Fear won out over doing the right thing in Hollis and Jamaica this week when the city effectively canceled two family-oriented events over concerns that one might turn violent and that there weren’t enough police available to cover both.

It’s a shame that had to happen, especially for the kids who would have had a great time at the events, Hollis Day and 40 Day, the latter named for the 40 Houses projects, formally called the South Jamaica Houses.

Here’s how it went down: The rap star “50 Cent,” aka Curtis Jackson, was rumored to be planning a concert at 40 Day. Jackson grew up there, and the show was meant to be an example of giving back to his community.

But the rapper, commonly referred to as “Fitty,” hasn’t always walked the straight and narrow. Just the opposite: he was a drug dealer before he became a rapper, was convicted of selling cocaine to an undercover cop and was found to have crack and heroin in his house. He did his time and kept rapping. Years later he was shot at the South Jamaica Houses, surviving despite being hit nine times.

So Fitty pretty much epitomizes the gangsta rapper who breaks the law and could be a target of violence at any time, in contrast to, say, Run-DMC, the Hollis-based group that was honored with a street renaming in their old neighborhood on Sunday. But even Run-DMC, with their clean lyrics and good rep, suffered the effects of rap violence firsthand when their DJ, Jam Master Jay, was shot and killed in his studio several years ago.

Those incidents, however, don’t speak to the character of the people who wanted to enjoy Hollis Day and 40 Day. And they shouldn’t be an excuse for the city to not provide police protection to residents who want to celebrate their communities. But that seems to be what happened.

Flushing Meadows Park’s Reflecting Pool was recently the scene of a raucous, alcohol-fueled bit of boisterous fun, when hundreds of people in togas joined in a mock naval battle — waged by “gladiators” in homemade “ships” and punctuated by fireworks. It was a heck of a lot of fun and went off without injury, but it was inherently more risky to life and limb than a family day or rap show. It’s unclear if the city even knew about it, but the best thing would have been for the police to be there just in case.

And that’s the point with the canceled events in Hollis and South Jamaica.
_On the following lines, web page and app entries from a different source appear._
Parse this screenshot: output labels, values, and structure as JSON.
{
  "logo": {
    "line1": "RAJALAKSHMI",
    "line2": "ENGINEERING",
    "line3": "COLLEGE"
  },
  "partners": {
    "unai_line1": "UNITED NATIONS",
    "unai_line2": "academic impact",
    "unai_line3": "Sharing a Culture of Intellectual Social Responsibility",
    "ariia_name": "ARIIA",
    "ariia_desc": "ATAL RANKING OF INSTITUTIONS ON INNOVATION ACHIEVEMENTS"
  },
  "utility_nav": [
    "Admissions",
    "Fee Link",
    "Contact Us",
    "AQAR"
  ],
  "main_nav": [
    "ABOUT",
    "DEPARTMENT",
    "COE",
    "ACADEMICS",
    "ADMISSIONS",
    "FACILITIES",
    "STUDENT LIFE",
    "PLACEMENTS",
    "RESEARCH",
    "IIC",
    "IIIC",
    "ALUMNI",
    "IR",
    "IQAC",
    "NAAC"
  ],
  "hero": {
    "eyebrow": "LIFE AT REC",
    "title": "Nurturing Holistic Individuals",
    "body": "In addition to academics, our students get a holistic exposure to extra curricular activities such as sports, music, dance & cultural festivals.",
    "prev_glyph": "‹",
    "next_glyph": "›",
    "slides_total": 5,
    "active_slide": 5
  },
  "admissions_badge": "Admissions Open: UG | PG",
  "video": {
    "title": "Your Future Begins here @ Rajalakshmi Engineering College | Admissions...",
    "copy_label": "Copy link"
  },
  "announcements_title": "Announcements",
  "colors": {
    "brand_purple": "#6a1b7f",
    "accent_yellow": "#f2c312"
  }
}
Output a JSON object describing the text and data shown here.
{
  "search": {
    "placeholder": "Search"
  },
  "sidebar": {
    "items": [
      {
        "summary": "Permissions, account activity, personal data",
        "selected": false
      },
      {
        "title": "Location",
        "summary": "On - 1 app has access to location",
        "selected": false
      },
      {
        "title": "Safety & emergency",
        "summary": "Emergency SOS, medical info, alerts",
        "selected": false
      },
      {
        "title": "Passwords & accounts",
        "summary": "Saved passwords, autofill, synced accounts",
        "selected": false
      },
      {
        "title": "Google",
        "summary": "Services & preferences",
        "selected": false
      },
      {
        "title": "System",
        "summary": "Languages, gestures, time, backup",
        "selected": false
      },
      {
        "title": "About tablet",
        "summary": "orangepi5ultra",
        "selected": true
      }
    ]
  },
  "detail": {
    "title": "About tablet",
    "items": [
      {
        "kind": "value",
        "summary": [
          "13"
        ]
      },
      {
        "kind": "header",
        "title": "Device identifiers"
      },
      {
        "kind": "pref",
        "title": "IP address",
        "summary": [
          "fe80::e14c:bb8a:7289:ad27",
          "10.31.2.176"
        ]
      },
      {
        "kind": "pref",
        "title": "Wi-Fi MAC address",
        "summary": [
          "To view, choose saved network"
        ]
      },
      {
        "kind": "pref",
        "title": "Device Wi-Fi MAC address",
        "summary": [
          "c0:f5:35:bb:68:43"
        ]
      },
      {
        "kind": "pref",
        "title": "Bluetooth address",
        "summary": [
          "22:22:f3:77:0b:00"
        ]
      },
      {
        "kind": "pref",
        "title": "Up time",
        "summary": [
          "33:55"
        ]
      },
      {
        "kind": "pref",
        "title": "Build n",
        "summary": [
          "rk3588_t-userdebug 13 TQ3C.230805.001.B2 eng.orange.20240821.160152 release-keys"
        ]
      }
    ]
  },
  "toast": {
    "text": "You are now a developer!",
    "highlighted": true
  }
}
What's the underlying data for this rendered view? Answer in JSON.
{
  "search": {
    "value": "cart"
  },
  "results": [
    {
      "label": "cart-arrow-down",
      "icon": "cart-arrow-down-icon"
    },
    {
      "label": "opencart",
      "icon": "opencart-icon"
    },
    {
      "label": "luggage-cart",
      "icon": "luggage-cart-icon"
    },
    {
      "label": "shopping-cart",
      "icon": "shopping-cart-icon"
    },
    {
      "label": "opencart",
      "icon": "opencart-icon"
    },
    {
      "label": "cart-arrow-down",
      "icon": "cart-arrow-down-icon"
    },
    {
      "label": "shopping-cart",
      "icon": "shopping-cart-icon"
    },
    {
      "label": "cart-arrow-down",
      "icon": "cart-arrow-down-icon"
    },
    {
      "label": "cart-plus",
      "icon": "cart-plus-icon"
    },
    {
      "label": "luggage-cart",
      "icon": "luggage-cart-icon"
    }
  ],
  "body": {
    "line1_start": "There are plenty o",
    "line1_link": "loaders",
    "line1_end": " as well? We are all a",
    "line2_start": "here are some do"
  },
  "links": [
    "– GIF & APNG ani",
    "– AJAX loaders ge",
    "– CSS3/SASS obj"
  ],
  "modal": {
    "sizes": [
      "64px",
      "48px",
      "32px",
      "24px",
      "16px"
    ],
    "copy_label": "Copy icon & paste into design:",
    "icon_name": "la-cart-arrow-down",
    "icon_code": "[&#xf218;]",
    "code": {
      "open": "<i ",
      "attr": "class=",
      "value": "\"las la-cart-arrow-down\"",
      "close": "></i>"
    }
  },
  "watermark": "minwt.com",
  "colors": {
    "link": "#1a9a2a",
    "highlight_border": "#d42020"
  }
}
Rather than deny residents of those areas the fun they were looking forward to, the city should have made it a point to blanket both areas in blue — just in case. The NYPD is the best, and biggest, police force in the country. It handles far larger events like the New Year’s Eve celebration and the Thanksgiving Day Parade as a matter of course. It protects visiting dignitaries from the president on down all the time. Officers are more than willing to put in overtime for the extra pay it brings. How could the city possibly claim it couldn’t deploy enough officers to let Hollis Day and 40 Day go forward?

We’re not saying there is no risk of trouble at such events; of course there is, just as there is on Dec. 31 in Times Square and every day in Central Park — or any other place where people gather in the hundreds or thousands. And we’re not going to claim the city acted out of racial bias, as some undoubtedly will. But it does look as if, in this case, for whatever reason, City Hall and the NYPD brass were less responsive to what the people they serve wanted than they usually are. We hope they do better next time, for the sake of all the people in Hollis and South Jamaica — and anyone else who wants to celebrate their little corner of the world’s greatest city.

Welcome to the discussion.